Audit: Mismanagement Rampant in Prison Health Care
The California prison health care system has "no clear policies" for overseeing billing and contracting for medical services, which has cost the state millions of dollars more than other entities for the same services, according to an audit released Wednesday, the San Jose Mercury News reports (Zapler, San Jose Mercury News, 8/3).
Prison health care spending increased by 437% between 2001 and 2006, from $153 million to $821 million.
Controller Steve Westly ordered the audit in April after it was reported that the corrections department was $58 million behind in payments for contracted medical services (Thompson, AP/San Diego Union-Tribune, 8/3).
Westly said the audit shows a "pattern of consistent mismanagement and a lack of internal financial controls" (San Jose Mercury News, 8/3).

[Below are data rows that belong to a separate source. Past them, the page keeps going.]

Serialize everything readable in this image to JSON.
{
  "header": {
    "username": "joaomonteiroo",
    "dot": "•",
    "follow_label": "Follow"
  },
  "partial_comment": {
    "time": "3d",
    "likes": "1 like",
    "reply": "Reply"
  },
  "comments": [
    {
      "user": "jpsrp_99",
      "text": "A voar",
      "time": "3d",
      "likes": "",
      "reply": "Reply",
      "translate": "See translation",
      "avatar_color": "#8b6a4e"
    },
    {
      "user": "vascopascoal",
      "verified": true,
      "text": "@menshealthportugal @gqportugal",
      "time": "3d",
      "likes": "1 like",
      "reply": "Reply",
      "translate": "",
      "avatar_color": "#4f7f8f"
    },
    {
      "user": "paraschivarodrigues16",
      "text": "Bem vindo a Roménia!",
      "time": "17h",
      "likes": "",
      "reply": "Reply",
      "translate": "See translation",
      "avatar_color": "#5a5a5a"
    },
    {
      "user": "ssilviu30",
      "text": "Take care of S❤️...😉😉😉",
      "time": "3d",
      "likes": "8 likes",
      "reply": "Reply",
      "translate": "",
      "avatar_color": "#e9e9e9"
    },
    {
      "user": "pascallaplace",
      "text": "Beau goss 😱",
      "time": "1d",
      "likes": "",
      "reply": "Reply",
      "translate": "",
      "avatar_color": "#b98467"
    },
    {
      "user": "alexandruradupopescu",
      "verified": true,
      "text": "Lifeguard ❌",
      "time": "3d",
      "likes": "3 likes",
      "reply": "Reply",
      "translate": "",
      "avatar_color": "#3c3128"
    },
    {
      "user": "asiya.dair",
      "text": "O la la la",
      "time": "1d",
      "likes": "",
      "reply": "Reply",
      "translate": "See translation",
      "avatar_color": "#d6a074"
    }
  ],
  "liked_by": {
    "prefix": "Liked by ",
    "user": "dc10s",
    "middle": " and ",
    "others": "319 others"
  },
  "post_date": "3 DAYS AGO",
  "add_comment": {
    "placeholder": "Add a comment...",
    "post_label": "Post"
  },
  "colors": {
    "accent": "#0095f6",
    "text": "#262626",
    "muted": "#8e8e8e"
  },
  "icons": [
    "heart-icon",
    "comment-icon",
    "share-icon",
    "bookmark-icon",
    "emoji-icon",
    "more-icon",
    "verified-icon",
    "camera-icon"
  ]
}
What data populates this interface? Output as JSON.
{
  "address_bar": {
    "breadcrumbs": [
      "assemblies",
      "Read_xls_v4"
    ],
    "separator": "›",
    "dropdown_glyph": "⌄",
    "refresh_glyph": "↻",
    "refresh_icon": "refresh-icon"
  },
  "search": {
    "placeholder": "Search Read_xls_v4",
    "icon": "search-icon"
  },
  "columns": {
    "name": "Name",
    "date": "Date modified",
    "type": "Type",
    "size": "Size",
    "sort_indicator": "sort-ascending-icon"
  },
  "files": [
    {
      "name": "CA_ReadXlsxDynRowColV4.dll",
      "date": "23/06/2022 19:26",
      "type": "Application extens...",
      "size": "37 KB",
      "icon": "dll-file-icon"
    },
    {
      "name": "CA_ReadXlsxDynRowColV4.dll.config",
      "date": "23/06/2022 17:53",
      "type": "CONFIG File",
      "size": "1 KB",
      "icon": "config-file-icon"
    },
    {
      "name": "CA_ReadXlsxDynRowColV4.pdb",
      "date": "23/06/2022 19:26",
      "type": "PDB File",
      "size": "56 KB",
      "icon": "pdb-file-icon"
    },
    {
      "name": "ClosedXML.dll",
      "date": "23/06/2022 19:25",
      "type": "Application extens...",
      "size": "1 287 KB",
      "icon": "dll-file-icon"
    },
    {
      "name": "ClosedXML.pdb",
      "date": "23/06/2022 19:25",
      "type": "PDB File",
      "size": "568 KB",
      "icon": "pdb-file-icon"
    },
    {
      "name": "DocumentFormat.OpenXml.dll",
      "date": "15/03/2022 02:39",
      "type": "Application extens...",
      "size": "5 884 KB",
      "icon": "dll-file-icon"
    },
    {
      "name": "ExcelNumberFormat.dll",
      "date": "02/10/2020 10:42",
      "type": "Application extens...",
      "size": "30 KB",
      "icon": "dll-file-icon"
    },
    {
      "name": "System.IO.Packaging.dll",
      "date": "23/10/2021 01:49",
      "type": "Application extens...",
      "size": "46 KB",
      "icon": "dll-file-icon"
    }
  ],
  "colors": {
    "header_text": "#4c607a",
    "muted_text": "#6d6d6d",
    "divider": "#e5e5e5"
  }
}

Westly also said he will ask the state attorney general to consider filing criminal charges against several doctors and others who were improperly paid for procedures and services detailed in the audit. The attorney general's office said it will review the audit (AP/San Diego Union-Tribune, 8/3).
Terry Thornton, a spokesperson for the corrections department, said the problems detailed in the audit, such as the rules for contracting for medical services and hiring physicians, affect several state agencies. Thornton said, "We agree there have been deficiencies. That's why we welcome the involvement of the receiver so we can fix all this" (San Jose Mercury News, 8/3).
Capital Public Radio's "KXJZ News" on Thursday reported on the audit. The segment includes comments from Robert Sillen, the federal receiver overseeing prison health care system reforms (Russ, "KXJZ News," Capital Public Radio, 8/3).
The complete transcript and audio in Windows Media of the segment are available online.